╭─ The data
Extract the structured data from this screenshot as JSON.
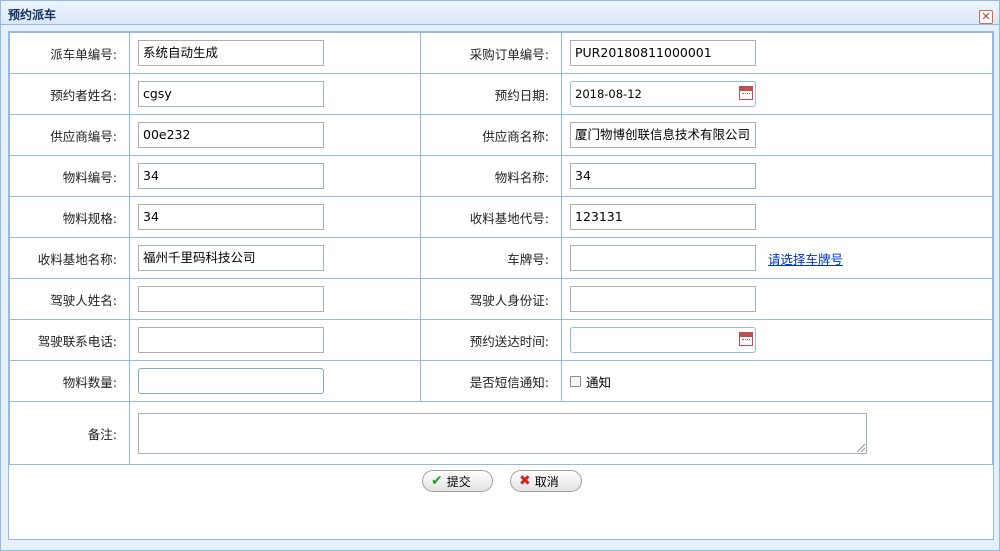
{
  "dialog": {
    "title": "预约派车",
    "close_symbol": "✕"
  },
  "form": {
    "rows": [
      {
        "l1": "派车单编号:",
        "v1": "系统自动生成",
        "l2": "采购订单编号:",
        "v2": "PUR20180811000001"
      },
      {
        "l1": "预约者姓名:",
        "v1": "cgsy",
        "l2": "预约日期:",
        "v2": "2018-08-12"
      },
      {
        "l1": "供应商编号:",
        "v1": "00e232",
        "l2": "供应商名称:",
        "v2": "厦门物博创联信息技术有限公司"
      },
      {
        "l1": "物料编号:",
        "v1": "34",
        "l2": "物料名称:",
        "v2": "34"
      },
      {
        "l1": "物料规格:",
        "v1": "34",
        "l2": "收料基地代号:",
        "v2": "123131"
      },
      {
        "l1": "收料基地名称:",
        "v1": "福州千里码科技公司",
        "l2": "车牌号:",
        "v2": "",
        "link": "请选择车牌号"
      },
      {
        "l1": "驾驶人姓名:",
        "v1": "",
        "l2": "驾驶人身份证:",
        "v2": ""
      },
      {
        "l1": "驾驶联系电话:",
        "v1": "",
        "l2": "预约送达时间:",
        "v2": ""
      },
      {
        "l1": "物料数量:",
        "v1": "",
        "l2": "是否短信通知:",
        "checkbox_label": "通知"
      }
    ],
    "remark_label": "备注:",
    "remark_value": ""
  },
  "buttons": {
    "submit": "提交",
    "cancel": "取消"
  },
  "icons": {
    "submit": "check-icon",
    "cancel": "cross-icon",
    "date": "calendar-icon"
  }
}
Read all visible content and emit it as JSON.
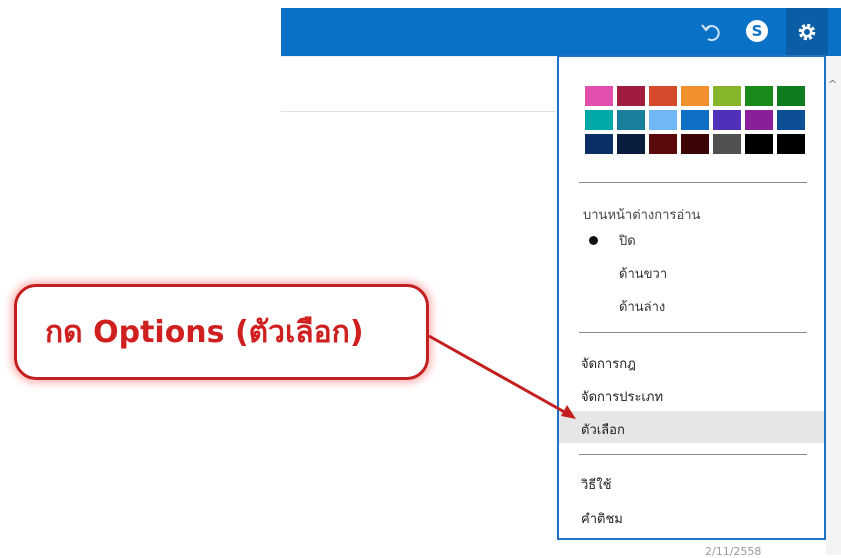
{
  "toolbar": {
    "skype_letter": "S"
  },
  "colors": {
    "accent": "#0a72c6",
    "callout_red": "#d01f1f"
  },
  "theme_swatches": [
    "#e04fae",
    "#a01c3e",
    "#d54a2a",
    "#f28f2e",
    "#86b42a",
    "#1a8a1a",
    "#0f7d1f",
    "#00a8a8",
    "#1a7f9a",
    "#6fb7f5",
    "#0e6fc4",
    "#5030b8",
    "#8a1f9a",
    "#0c4f95",
    "#0a2f64",
    "#0b1d3c",
    "#5a0a0a",
    "#3c0404",
    "#505050",
    "#000000",
    "#000000"
  ],
  "menu": {
    "reading_pane_heading": "บานหน้าต่างการอ่าน",
    "reading_options": [
      "ปิด",
      "ด้านขวา",
      "ด้านล่าง"
    ],
    "manage_rules": "จัดการกฎ",
    "manage_categories": "จัดการประเภท",
    "options": "ตัวเลือก",
    "help": "วิธีใช้",
    "feedback": "คำติชม"
  },
  "annotation": {
    "callout_text": "กด Options (ตัวเลือก)"
  },
  "footer": {
    "partial_text": "2/11/2558"
  }
}
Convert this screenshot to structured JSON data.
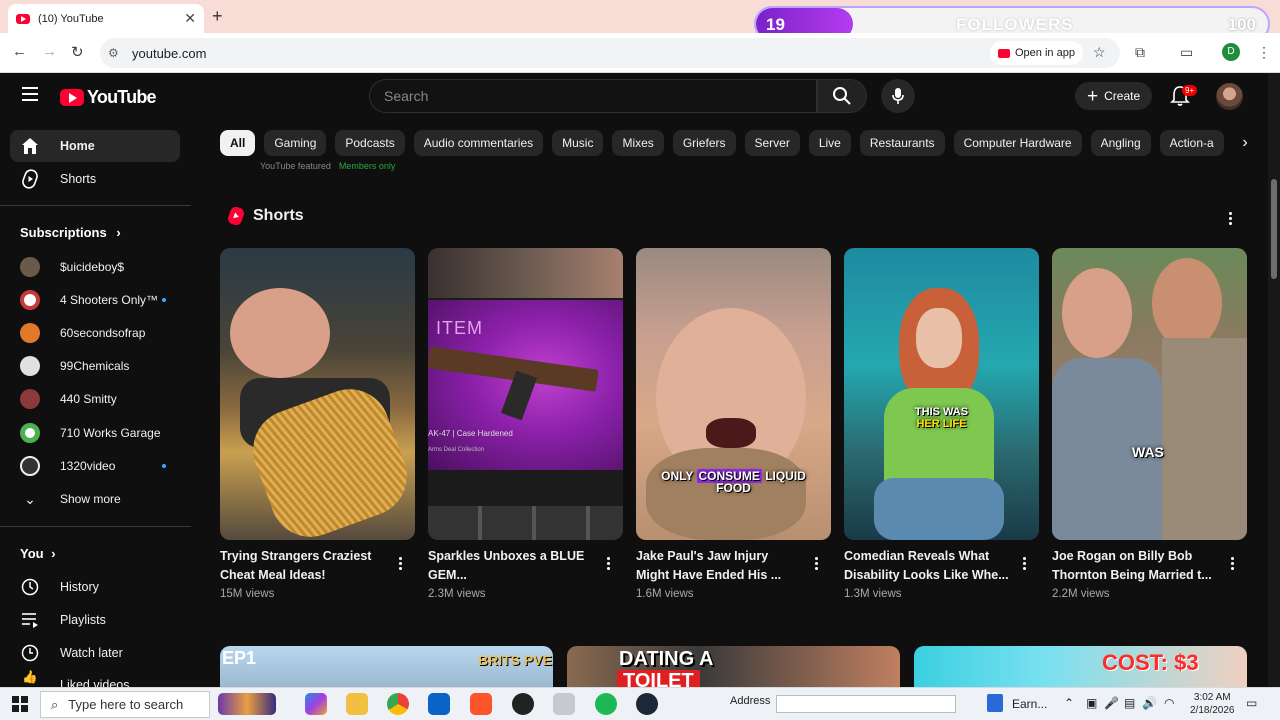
{
  "browser": {
    "tab_title": "(10) YouTube",
    "url": "youtube.com",
    "open_in_app": "Open in app",
    "profile_initial": "D"
  },
  "overlay_widget": {
    "current": "19",
    "label": "FOLLOWERS",
    "goal": "100",
    "progress_fraction": 0.19
  },
  "masthead": {
    "logo_text": "YouTube",
    "search_placeholder": "Search",
    "create_label": "Create",
    "notification_count": "9+"
  },
  "sidebar": {
    "primary": [
      {
        "label": "Home",
        "icon": "home-icon"
      },
      {
        "label": "Shorts",
        "icon": "shorts-icon"
      }
    ],
    "subscriptions_heading": "Subscriptions",
    "subscriptions": [
      {
        "name": "$uicideboy$",
        "new": false,
        "color": "#6a5a4a"
      },
      {
        "name": "4 Shooters Only™",
        "new": true,
        "color": "#c83a3a"
      },
      {
        "name": "60secondsofrap",
        "new": false,
        "color": "#e07a2a"
      },
      {
        "name": "99Chemicals",
        "new": false,
        "color": "#e0e0e0"
      },
      {
        "name": "440 Smitty",
        "new": false,
        "color": "#8a3a3a"
      },
      {
        "name": "710 Works Garage",
        "new": false,
        "color": "#4caf50"
      },
      {
        "name": "1320video",
        "new": true,
        "color": "#333333"
      }
    ],
    "show_more": "Show more",
    "you_heading": "You",
    "you_items": [
      {
        "label": "History",
        "icon": "history-icon"
      },
      {
        "label": "Playlists",
        "icon": "playlists-icon"
      },
      {
        "label": "Watch later",
        "icon": "watch-later-icon"
      },
      {
        "label": "Liked videos",
        "icon": "liked-icon"
      }
    ]
  },
  "chips": [
    "All",
    "Gaming",
    "Podcasts",
    "Audio commentaries",
    "Music",
    "Mixes",
    "Griefers",
    "Server",
    "Live",
    "Restaurants",
    "Computer Hardware",
    "Angling",
    "Action-a"
  ],
  "faded_row": {
    "channel": "YouTube featured",
    "badge": "Members only"
  },
  "shorts": {
    "heading": "Shorts",
    "items": [
      {
        "title": "Trying Strangers Craziest Cheat Meal Ideas!",
        "title_line1": "Trying Strangers Craziest",
        "title_line2": "Cheat Meal Ideas!",
        "views": "15M views"
      },
      {
        "title": "Sparkles Unboxes a BLUE GEM...",
        "title_line1": "Sparkles Unboxes a BLUE",
        "title_line2": "GEM...",
        "views": "2.3M views",
        "thumb_text": "ITEM",
        "thumb_sub": "AK-47 | Case Hardened",
        "thumb_sub2": "Arms Deal Collection"
      },
      {
        "title": "Jake Paul's Jaw Injury Might Have Ended His ...",
        "title_line1": "Jake Paul's Jaw Injury",
        "title_line2": "Might Have Ended His ...",
        "views": "1.6M views",
        "thumb_a": "ONLY",
        "thumb_b": "CONSUME",
        "thumb_c": "LIQUID",
        "thumb_d": "FOOD"
      },
      {
        "title": "Comedian Reveals What Disability Looks Like Whe...",
        "title_line1": "Comedian Reveals What",
        "title_line2": "Disability Looks Like Whe...",
        "views": "1.3M views",
        "thumb_a": "THIS WAS",
        "thumb_b": "HER LIFE"
      },
      {
        "title": "Joe Rogan on Billy Bob Thornton Being Married t...",
        "title_line1": "Joe Rogan on Billy Bob",
        "title_line2": "Thornton Being Married t...",
        "views": "2.2M views",
        "thumb_a": "WAS"
      }
    ]
  },
  "bottom_row": {
    "ep_label": "EP1",
    "brits_label": "BRITS PVE",
    "dating_label": "DATING A",
    "toilet_label": "TOILET",
    "cost_label": "COST: $3"
  },
  "taskbar": {
    "search_placeholder": "Type here to search",
    "address_label": "Address",
    "earn_label": "Earn...",
    "time": "3:02 AM",
    "date": "2/18/2026"
  }
}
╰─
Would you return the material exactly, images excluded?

### Completed exercise
Extract the structured data from this screenshot as JSON.
{
  "dialog": {
    "title": "预约派车",
    "close_symbol": "✕"
  },
  "form": {
    "rows": [
      {
        "l1": "派车单编号:",
        "v1": "系统自动生成",
        "l2": "采购订单编号:",
        "v2": "PUR20180811000001"
      },
      {
        "l1": "预约者姓名:",
        "v1": "cgsy",
        "l2": "预约日期:",
        "v2": "2018-08-12"
      },
      {
        "l1": "供应商编号:",
        "v1": "00e232",
        "l2": "供应商名称:",
        "v2": "厦门物博创联信息技术有限公司"
      },
      {
        "l1": "物料编号:",
        "v1": "34",
        "l2": "物料名称:",
        "v2": "34"
      },
      {
        "l1": "物料规格:",
        "v1": "34",
        "l2": "收料基地代号:",
        "v2": "123131"
      },
      {
        "l1": "收料基地名称:",
        "v1": "福州千里码科技公司",
        "l2": "车牌号:",
        "v2": "",
        "link": "请选择车牌号"
      },
      {
        "l1": "驾驶人姓名:",
        "v1": "",
        "l2": "驾驶人身份证:",
        "v2": ""
      },
      {
        "l1": "驾驶联系电话:",
        "v1": "",
        "l2": "预约送达时间:",
        "v2": ""
      },
      {
        "l1": "物料数量:",
        "v1": "",
        "l2": "是否短信通知:",
        "checkbox_label": "通知"
      }
    ],
    "remark_label": "备注:",
    "remark_value": ""
  },
  "buttons": {
    "submit": "提交",
    "cancel": "取消"
  },
  "icons": {
    "submit": "check-icon",
    "cancel": "cross-icon",
    "date": "calendar-icon"
  }
}
Read all visible content and emit it as JSON.
{
  "toolbar": {
    "skype_letter": "S"
  },
  "colors": {
    "accent": "#0a72c6",
    "callout_red": "#d01f1f"
  },
  "theme_swatches": [
    "#e04fae",
    "#a01c3e",
    "#d54a2a",
    "#f28f2e",
    "#86b42a",
    "#1a8a1a",
    "#0f7d1f",
    "#00a8a8",
    "#1a7f9a",
    "#6fb7f5",
    "#0e6fc4",
    "#5030b8",
    "#8a1f9a",
    "#0c4f95",
    "#0a2f64",
    "#0b1d3c",
    "#5a0a0a",
    "#3c0404",
    "#505050",
    "#000000",
    "#000000"
  ],
  "menu": {
    "reading_pane_heading": "บานหน้าต่างการอ่าน",
    "reading_options": [
      "ปิด",
      "ด้านขวา",
      "ด้านล่าง"
    ],
    "manage_rules": "จัดการกฎ",
    "manage_categories": "จัดการประเภท",
    "options": "ตัวเลือก",
    "help": "วิธีใช้",
    "feedback": "คำติชม"
  },
  "annotation": {
    "callout_text": "กด Options (ตัวเลือก)"
  },
  "footer": {
    "partial_text": "2/11/2558"
  }
}
Convert this screenshot to structured JSON data.
{
  "browser": {
    "tab_title": "(10) YouTube",
    "url": "youtube.com",
    "open_in_app": "Open in app",
    "profile_initial": "D"
  },
  "overlay_widget": {
    "current": "19",
    "label": "FOLLOWERS",
    "goal": "100",
    "progress_fraction": 0.19
  },
  "masthead": {
    "logo_text": "YouTube",
    "search_placeholder": "Search",
    "create_label": "Create",
    "notification_count": "9+"
  },
  "sidebar": {
    "primary": [
      {
        "label": "Home",
        "icon": "home-icon"
      },
      {
        "label": "Shorts",
        "icon": "shorts-icon"
      }
    ],
    "subscriptions_heading": "Subscriptions",
    "subscriptions": [
      {
        "name": "$uicideboy$",
        "new": false,
        "color": "#6a5a4a"
      },
      {
        "name": "4 Shooters Only™",
        "new": true,
        "color": "#c83a3a"
      },
      {
        "name": "60secondsofrap",
        "new": false,
        "color": "#e07a2a"
      },
      {
        "name": "99Chemicals",
        "new": false,
        "color": "#e0e0e0"
      },
      {
        "name": "440 Smitty",
        "new": false,
        "color": "#8a3a3a"
      },
      {
        "name": "710 Works Garage",
        "new": false,
        "color": "#4caf50"
      },
      {
        "name": "1320video",
        "new": true,
        "color": "#333333"
      }
    ],
    "show_more": "Show more",
    "you_heading": "You",
    "you_items": [
      {
        "label": "History",
        "icon": "history-icon"
      },
      {
        "label": "Playlists",
        "icon": "playlists-icon"
      },
      {
        "label": "Watch later",
        "icon": "watch-later-icon"
      },
      {
        "label": "Liked videos",
        "icon": "liked-icon"
      }
    ]
  },
  "chips": [
    "All",
    "Gaming",
    "Podcasts",
    "Audio commentaries",
    "Music",
    "Mixes",
    "Griefers",
    "Server",
    "Live",
    "Restaurants",
    "Computer Hardware",
    "Angling",
    "Action-a"
  ],
  "faded_row": {
    "channel": "YouTube featured",
    "badge": "Members only"
  },
  "shorts": {
    "heading": "Shorts",
    "items": [
      {
        "title": "Trying Strangers Craziest Cheat Meal Ideas!",
        "title_line1": "Trying Strangers Craziest",
        "title_line2": "Cheat Meal Ideas!",
        "views": "15M views"
      },
      {
        "title": "Sparkles Unboxes a BLUE GEM...",
        "title_line1": "Sparkles Unboxes a BLUE",
        "title_line2": "GEM...",
        "views": "2.3M views",
        "thumb_text": "ITEM",
        "thumb_sub": "AK-47 | Case Hardened",
        "thumb_sub2": "Arms Deal Collection"
      },
      {
        "title": "Jake Paul's Jaw Injury Might Have Ended His ...",
        "title_line1": "Jake Paul's Jaw Injury",
        "title_line2": "Might Have Ended His ...",
        "views": "1.6M views",
        "thumb_a": "ONLY",
        "thumb_b": "CONSUME",
        "thumb_c": "LIQUID",
        "thumb_d": "FOOD"
      },
      {
        "title": "Comedian Reveals What Disability Looks Like Whe...",
        "title_line1": "Comedian Reveals What",
        "title_line2": "Disability Looks Like Whe...",
        "views": "1.3M views",
        "thumb_a": "THIS WAS",
        "thumb_b": "HER LIFE"
      },
      {
        "title": "Joe Rogan on Billy Bob Thornton Being Married t...",
        "title_line1": "Joe Rogan on Billy Bob",
        "title_line2": "Thornton Being Married t...",
        "views": "2.2M views",
        "thumb_a": "WAS"
      }
    ]
  },
  "bottom_row": {
    "ep_label": "EP1",
    "brits_label": "BRITS PVE",
    "dating_label": "DATING A",
    "toilet_label": "TOILET",
    "cost_label": "COST: $3"
  },
  "taskbar": {
    "search_placeholder": "Type here to search",
    "address_label": "Address",
    "earn_label": "Earn...",
    "time": "3:02 AM",
    "date": "2/18/2026"
  }
}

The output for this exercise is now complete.